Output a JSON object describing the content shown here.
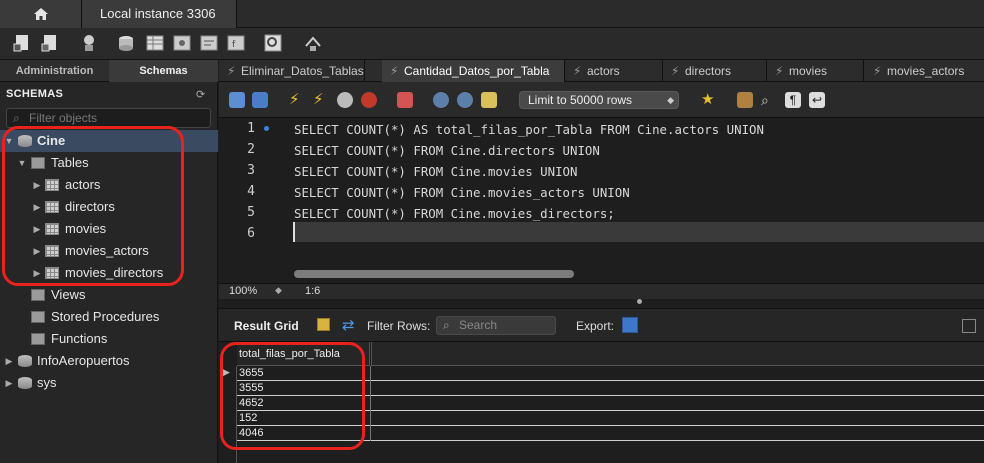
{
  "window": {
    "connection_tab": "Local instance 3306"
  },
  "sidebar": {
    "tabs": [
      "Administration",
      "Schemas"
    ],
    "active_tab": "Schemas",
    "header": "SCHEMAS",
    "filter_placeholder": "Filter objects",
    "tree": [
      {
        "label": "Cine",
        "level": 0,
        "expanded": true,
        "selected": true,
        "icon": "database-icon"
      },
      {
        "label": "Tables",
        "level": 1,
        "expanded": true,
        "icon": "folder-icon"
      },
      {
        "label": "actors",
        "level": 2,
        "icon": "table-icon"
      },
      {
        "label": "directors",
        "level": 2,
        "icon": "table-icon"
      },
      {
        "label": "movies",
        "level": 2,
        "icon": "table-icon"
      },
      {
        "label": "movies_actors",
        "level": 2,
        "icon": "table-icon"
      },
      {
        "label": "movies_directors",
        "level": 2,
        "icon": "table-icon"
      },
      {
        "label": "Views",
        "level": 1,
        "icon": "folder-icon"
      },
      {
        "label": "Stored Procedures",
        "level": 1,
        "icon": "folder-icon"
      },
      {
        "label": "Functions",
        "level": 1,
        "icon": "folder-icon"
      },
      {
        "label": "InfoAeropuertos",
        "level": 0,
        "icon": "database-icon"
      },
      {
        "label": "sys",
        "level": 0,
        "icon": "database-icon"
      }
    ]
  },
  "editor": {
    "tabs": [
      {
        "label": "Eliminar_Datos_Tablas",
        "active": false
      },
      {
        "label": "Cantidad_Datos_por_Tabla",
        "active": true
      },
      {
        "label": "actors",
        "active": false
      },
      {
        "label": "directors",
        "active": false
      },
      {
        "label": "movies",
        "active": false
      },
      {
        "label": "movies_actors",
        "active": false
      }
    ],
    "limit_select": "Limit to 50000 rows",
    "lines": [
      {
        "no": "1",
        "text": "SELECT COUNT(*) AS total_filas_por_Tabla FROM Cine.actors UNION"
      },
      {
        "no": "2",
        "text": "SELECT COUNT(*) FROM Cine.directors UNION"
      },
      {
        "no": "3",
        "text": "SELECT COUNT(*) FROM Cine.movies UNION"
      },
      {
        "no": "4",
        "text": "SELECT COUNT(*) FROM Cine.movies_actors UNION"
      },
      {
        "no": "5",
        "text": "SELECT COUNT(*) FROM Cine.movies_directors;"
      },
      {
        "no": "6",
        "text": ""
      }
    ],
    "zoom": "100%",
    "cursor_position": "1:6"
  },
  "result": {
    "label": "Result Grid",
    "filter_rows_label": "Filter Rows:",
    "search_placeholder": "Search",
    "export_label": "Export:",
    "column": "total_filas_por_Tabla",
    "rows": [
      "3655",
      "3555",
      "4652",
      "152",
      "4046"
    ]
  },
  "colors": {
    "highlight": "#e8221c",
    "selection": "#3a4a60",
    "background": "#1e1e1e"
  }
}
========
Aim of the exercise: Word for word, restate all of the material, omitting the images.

Exercise solution:
Output a JSON object describing the content shown here.
{
  "window": {
    "connection_tab": "Local instance 3306"
  },
  "sidebar": {
    "tabs": [
      "Administration",
      "Schemas"
    ],
    "active_tab": "Schemas",
    "header": "SCHEMAS",
    "filter_placeholder": "Filter objects",
    "tree": [
      {
        "label": "Cine",
        "level": 0,
        "expanded": true,
        "selected": true,
        "icon": "database-icon"
      },
      {
        "label": "Tables",
        "level": 1,
        "expanded": true,
        "icon": "folder-icon"
      },
      {
        "label": "actors",
        "level": 2,
        "icon": "table-icon"
      },
      {
        "label": "directors",
        "level": 2,
        "icon": "table-icon"
      },
      {
        "label": "movies",
        "level": 2,
        "icon": "table-icon"
      },
      {
        "label": "movies_actors",
        "level": 2,
        "icon": "table-icon"
      },
      {
        "label": "movies_directors",
        "level": 2,
        "icon": "table-icon"
      },
      {
        "label": "Views",
        "level": 1,
        "icon": "folder-icon"
      },
      {
        "label": "Stored Procedures",
        "level": 1,
        "icon": "folder-icon"
      },
      {
        "label": "Functions",
        "level": 1,
        "icon": "folder-icon"
      },
      {
        "label": "InfoAeropuertos",
        "level": 0,
        "icon": "database-icon"
      },
      {
        "label": "sys",
        "level": 0,
        "icon": "database-icon"
      }
    ]
  },
  "editor": {
    "tabs": [
      {
        "label": "Eliminar_Datos_Tablas",
        "active": false
      },
      {
        "label": "Cantidad_Datos_por_Tabla",
        "active": true
      },
      {
        "label": "actors",
        "active": false
      },
      {
        "label": "directors",
        "active": false
      },
      {
        "label": "movies",
        "active": false
      },
      {
        "label": "movies_actors",
        "active": false
      }
    ],
    "limit_select": "Limit to 50000 rows",
    "lines": [
      {
        "no": "1",
        "text": "SELECT COUNT(*) AS total_filas_por_Tabla FROM Cine.actors UNION"
      },
      {
        "no": "2",
        "text": "SELECT COUNT(*) FROM Cine.directors UNION"
      },
      {
        "no": "3",
        "text": "SELECT COUNT(*) FROM Cine.movies UNION"
      },
      {
        "no": "4",
        "text": "SELECT COUNT(*) FROM Cine.movies_actors UNION"
      },
      {
        "no": "5",
        "text": "SELECT COUNT(*) FROM Cine.movies_directors;"
      },
      {
        "no": "6",
        "text": ""
      }
    ],
    "zoom": "100%",
    "cursor_position": "1:6"
  },
  "result": {
    "label": "Result Grid",
    "filter_rows_label": "Filter Rows:",
    "search_placeholder": "Search",
    "export_label": "Export:",
    "column": "total_filas_por_Tabla",
    "rows": [
      "3655",
      "3555",
      "4652",
      "152",
      "4046"
    ]
  },
  "colors": {
    "highlight": "#e8221c",
    "selection": "#3a4a60",
    "background": "#1e1e1e"
  }
}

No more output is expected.